Task description -> Show all lines from the listing below that contain "Bands".

Dataset content ->
______________________________
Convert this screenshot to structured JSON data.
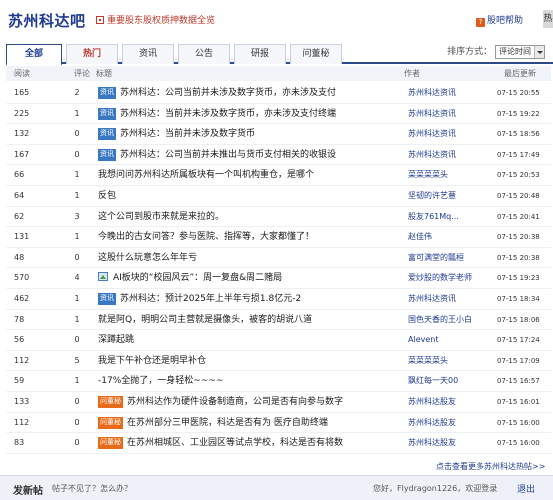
{
  "forum_title": "苏州科达吧",
  "notice": "重要股东股权质押数据全览",
  "help": "股吧帮助",
  "side_tab": "热",
  "tabs": [
    "全部",
    "热门",
    "资讯",
    "公告",
    "研报",
    "问董秘"
  ],
  "sort_label": "排序方式：",
  "sort_value": "评论时间",
  "headers": {
    "read": "阅读",
    "reply": "评论",
    "title": "标题",
    "author": "作者",
    "time": "最后更新"
  },
  "posts": [
    {
      "read": "165",
      "reply": "2",
      "tag": "资讯",
      "title": "苏州科达：公司当前并未涉及数字货币，亦未涉及支付",
      "author": "苏州科达资讯",
      "time": "07-15 20:55"
    },
    {
      "read": "225",
      "reply": "1",
      "tag": "资讯",
      "title": "苏州科达：当前并未涉及数字货币，亦未涉及支付终端",
      "author": "苏州科达资讯",
      "time": "07-15 19:22"
    },
    {
      "read": "132",
      "reply": "0",
      "tag": "资讯",
      "title": "苏州科达：当前并未涉及数字货币",
      "author": "苏州科达资讯",
      "time": "07-15 18:56"
    },
    {
      "read": "167",
      "reply": "0",
      "tag": "资讯",
      "title": "苏州科达：公司当前并未推出与货币支付相关的收银设",
      "author": "苏州科达资讯",
      "time": "07-15 17:49"
    },
    {
      "read": "66",
      "reply": "1",
      "tag": "",
      "title": "我想问问苏州科达所属板块有一个叫机构重仓，是哪个",
      "author": "菜菜菜菜头",
      "time": "07-15 20:53"
    },
    {
      "read": "64",
      "reply": "1",
      "tag": "",
      "title": "反包",
      "author": "坚韧的许艺薏",
      "time": "07-15 20:48"
    },
    {
      "read": "62",
      "reply": "3",
      "tag": "",
      "title": "这个公司到股市来就是来拉的。",
      "author": "股友761Mq...",
      "time": "07-15 20:41"
    },
    {
      "read": "131",
      "reply": "1",
      "tag": "",
      "title": "今晚出的古女问答？参与医院、指挥等，大家都懂了！",
      "author": "赵佳伟",
      "time": "07-15 20:38"
    },
    {
      "read": "48",
      "reply": "0",
      "tag": "",
      "title": "这股什么玩意怎么年年亏",
      "author": "富可满堂的瓢桓",
      "time": "07-15 20:38"
    },
    {
      "read": "570",
      "reply": "4",
      "tag": "img",
      "title": "AI板块的“校园风云”：周一复盘&周二赌局",
      "author": "爱炒股的数学老师",
      "time": "07-15 19:23"
    },
    {
      "read": "462",
      "reply": "1",
      "tag": "资讯",
      "title": "苏州科达：预计2025年上半年亏损1.8亿元-2",
      "author": "苏州科达资讯",
      "time": "07-15 18:34"
    },
    {
      "read": "78",
      "reply": "1",
      "tag": "",
      "title": "就是阿Q，明明公司主营就是摄像头，被客的胡说八道",
      "author": "国色天香的王小白",
      "time": "07-15 18:06"
    },
    {
      "read": "56",
      "reply": "0",
      "tag": "",
      "title": "深蹲起跳",
      "author": "Alevent",
      "time": "07-15 17:24"
    },
    {
      "read": "112",
      "reply": "5",
      "tag": "",
      "title": "我是下午补仓还是明早补仓",
      "author": "菜菜菜菜头",
      "time": "07-15 17:09"
    },
    {
      "read": "59",
      "reply": "1",
      "tag": "",
      "title": "-17%全抛了，一身轻松~~~~",
      "author": "飘红每一天00",
      "time": "07-15 16:57"
    },
    {
      "read": "133",
      "reply": "0",
      "tag": "问董秘",
      "title": "苏州科达作为硬件设备制造商，公司是否有向参与数字",
      "author": "苏州科达股友",
      "time": "07-15 16:01"
    },
    {
      "read": "112",
      "reply": "0",
      "tag": "问董秘",
      "title": "在苏州部分三甲医院，科达是否有为 医疗自助终端",
      "author": "苏州科达股友",
      "time": "07-15 16:00"
    },
    {
      "read": "83",
      "reply": "0",
      "tag": "问董秘",
      "title": "在苏州相城区、工业园区等试点学校，科达是否有将数",
      "author": "苏州科达股友",
      "time": "07-15 16:00"
    }
  ],
  "more_link": "点击查看更多苏州科达热帖>>",
  "footer": {
    "title": "发新帖",
    "sub": "帖子不见了？怎么办？",
    "user": "您好，Flydragon1226，欢迎登录",
    "logout": "退出"
  },
  "colors": {
    "brand": "#1f3a93",
    "hot": "#c0392b",
    "news_tag": "#3a78c3",
    "ask_tag": "#e86b1a"
  }
}
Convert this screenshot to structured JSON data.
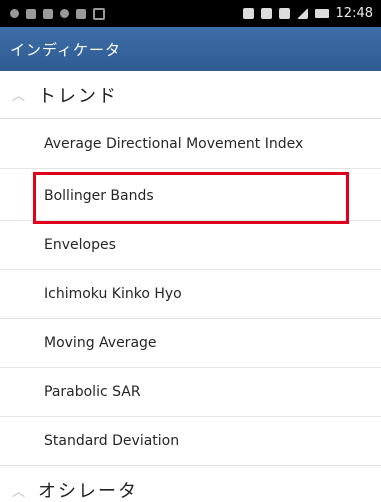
{
  "status_bar": {
    "time": "12:48"
  },
  "app_bar": {
    "title": "インディケータ"
  },
  "sections": [
    {
      "label": "トレンド",
      "items": [
        "Average Directional Movement Index",
        "Bollinger Bands",
        "Envelopes",
        "Ichimoku Kinko Hyo",
        "Moving Average",
        "Parabolic SAR",
        "Standard Deviation"
      ]
    },
    {
      "label": "オシレータ",
      "items": []
    }
  ],
  "highlighted_item": "Bollinger Bands",
  "colors": {
    "status_bar_bg": "#000000",
    "app_bar_bg": "#3467A3",
    "highlight_border": "#E0001B",
    "item_text": "#262626",
    "divider": "#E4E4E4"
  },
  "icons": {
    "section_expand": "chevron-up-icon"
  }
}
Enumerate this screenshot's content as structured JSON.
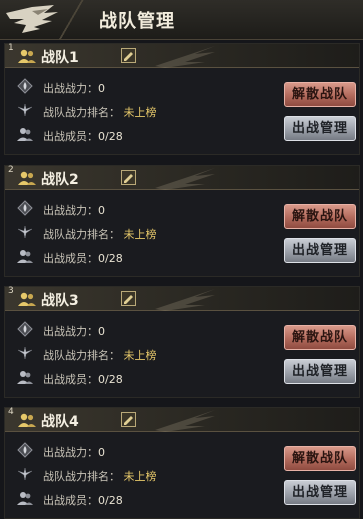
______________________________
Exercise solution ->
        "Bollinger Bands",
  "highlighted_item": "Bollinger Bands",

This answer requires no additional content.